Are the clinical training requirements different in the Psy.D. versus Ph.D.?


The clinical training requirements remain the same for both programs: 1000 hours of practicum plus 1500 hours of internship, governed by the rules and regulations described in the clinical training handbook. However, the following distinctions apply:



• Psy.D. students must complete and defend the CRP prior to starting internship. We believe that finishing the CRP before internship benefits students by making them more competitive to internships, and also leaves more free time to complete the internship. In both programs, students must complete all practicum hours before starting internship.

• Psy.D. students have three years of coursework in which to complete practicum hours as compared to two in the Ph.D. program.

How has Pacifica structured the Psy.D. and Ph.D. differently?

The Psy.D. program is comprised of four years of coursework, with the CRP project running parallel to years three and four in the program. In this system, students are expected to complete and defend the CRP before the end of the fourth year. Year five will be internship. The CRP must be completed prior to the beginning of internship.

Also, additional clinical content has been built into the Psy.D., including a course in Clinical Interview and two additional courses in Psychoanalytic Psychotherapy. Actual course sequence and inclusion will vary by cohort year during the transition.

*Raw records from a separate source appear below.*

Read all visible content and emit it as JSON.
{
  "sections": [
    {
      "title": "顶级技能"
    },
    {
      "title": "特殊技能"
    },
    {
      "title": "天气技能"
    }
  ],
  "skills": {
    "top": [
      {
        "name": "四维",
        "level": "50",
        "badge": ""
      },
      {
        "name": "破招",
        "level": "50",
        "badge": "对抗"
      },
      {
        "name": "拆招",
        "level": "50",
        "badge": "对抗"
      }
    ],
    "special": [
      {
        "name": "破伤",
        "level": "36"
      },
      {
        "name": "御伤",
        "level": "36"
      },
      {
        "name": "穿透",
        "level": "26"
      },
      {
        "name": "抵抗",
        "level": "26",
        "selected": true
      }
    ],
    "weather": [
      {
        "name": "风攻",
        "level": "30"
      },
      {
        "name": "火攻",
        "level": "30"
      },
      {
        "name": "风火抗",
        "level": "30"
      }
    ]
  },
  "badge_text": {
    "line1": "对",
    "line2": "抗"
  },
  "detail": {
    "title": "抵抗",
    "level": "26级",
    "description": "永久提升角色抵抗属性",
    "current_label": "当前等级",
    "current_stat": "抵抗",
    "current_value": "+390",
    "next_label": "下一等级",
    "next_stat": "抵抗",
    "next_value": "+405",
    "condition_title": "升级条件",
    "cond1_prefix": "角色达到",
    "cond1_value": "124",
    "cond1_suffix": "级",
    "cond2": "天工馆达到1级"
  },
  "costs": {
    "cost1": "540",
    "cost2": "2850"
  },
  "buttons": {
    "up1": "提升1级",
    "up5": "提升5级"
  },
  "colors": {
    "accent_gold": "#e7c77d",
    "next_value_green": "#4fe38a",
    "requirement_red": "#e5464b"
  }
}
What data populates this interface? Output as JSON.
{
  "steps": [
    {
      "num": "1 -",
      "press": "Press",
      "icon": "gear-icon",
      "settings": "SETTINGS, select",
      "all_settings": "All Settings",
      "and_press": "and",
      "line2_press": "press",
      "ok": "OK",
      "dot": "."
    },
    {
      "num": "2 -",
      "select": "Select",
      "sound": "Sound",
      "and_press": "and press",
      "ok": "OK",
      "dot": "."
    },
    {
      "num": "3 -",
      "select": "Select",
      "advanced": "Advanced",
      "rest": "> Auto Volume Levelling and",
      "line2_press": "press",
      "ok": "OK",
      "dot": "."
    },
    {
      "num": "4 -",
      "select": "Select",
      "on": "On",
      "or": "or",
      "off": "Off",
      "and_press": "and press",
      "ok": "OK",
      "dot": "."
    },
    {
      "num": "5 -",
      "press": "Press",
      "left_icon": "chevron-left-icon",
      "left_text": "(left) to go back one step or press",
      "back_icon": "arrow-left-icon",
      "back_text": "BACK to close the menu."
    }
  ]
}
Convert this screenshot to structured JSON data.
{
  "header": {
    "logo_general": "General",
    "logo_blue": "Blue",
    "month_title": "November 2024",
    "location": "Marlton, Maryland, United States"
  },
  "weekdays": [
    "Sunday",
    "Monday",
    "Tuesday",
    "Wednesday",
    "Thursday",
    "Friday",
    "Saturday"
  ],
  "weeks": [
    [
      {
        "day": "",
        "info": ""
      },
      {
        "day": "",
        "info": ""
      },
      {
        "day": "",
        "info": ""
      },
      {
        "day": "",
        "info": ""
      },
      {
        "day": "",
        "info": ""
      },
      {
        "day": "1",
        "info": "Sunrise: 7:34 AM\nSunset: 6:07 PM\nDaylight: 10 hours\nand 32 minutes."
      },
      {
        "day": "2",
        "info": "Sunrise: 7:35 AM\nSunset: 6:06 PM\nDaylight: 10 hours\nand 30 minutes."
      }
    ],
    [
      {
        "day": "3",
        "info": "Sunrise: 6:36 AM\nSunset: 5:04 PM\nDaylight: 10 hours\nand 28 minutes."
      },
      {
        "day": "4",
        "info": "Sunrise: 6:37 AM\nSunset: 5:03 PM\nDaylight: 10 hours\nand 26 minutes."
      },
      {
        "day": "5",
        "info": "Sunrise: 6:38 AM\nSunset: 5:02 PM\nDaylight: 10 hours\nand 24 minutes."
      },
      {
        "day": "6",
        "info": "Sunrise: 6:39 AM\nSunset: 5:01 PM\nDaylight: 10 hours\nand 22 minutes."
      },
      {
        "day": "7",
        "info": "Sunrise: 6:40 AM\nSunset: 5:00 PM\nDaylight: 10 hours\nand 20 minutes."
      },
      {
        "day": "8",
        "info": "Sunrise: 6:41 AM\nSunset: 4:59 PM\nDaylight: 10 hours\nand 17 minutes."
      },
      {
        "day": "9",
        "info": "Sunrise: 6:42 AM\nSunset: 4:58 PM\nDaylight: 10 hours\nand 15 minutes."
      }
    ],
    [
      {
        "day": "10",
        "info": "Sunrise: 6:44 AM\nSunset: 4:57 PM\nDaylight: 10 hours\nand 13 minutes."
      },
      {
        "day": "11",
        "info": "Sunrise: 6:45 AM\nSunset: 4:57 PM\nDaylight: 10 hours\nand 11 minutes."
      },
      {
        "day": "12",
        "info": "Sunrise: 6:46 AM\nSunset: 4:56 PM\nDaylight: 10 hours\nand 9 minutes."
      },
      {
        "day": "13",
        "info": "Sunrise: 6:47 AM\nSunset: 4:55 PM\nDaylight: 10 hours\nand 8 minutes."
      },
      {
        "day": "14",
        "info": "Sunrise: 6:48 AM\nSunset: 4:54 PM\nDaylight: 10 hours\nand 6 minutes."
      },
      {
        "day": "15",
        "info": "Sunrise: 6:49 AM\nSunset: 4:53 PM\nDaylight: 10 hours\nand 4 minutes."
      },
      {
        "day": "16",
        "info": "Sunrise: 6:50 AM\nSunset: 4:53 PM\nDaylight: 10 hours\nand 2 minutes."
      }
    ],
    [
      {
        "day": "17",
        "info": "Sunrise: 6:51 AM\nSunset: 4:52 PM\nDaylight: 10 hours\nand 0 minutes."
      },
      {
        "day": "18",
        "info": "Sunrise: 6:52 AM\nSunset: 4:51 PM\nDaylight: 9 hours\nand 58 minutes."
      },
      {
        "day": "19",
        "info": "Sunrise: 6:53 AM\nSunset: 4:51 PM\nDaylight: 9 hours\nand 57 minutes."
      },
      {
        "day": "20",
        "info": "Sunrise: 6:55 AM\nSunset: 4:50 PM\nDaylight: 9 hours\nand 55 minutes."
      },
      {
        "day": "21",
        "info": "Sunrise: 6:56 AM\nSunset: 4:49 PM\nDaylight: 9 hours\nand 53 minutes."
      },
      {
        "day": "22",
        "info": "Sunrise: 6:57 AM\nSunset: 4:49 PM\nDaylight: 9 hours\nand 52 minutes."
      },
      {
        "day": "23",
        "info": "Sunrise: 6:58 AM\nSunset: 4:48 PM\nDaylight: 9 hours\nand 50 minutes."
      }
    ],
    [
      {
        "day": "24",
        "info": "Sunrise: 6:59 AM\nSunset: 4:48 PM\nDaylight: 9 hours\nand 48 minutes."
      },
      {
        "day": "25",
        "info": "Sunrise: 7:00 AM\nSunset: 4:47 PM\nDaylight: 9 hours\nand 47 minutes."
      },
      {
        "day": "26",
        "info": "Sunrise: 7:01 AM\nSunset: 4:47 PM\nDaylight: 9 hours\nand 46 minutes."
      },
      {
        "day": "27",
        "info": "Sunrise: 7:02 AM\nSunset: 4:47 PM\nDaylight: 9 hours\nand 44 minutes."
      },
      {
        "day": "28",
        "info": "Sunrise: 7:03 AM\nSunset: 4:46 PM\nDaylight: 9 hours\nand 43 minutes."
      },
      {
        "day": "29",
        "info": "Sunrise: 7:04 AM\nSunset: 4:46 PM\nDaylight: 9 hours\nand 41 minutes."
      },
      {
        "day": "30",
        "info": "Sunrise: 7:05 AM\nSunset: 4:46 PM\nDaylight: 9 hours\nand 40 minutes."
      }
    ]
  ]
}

The Ph.D. will remain at three years of coursework, followed by a two-year dissertation clock which becomes a fourth and fifth year. The internship may be undertaken before, during, or after the dissertation phase as the student chooses (but after all coursework is completed).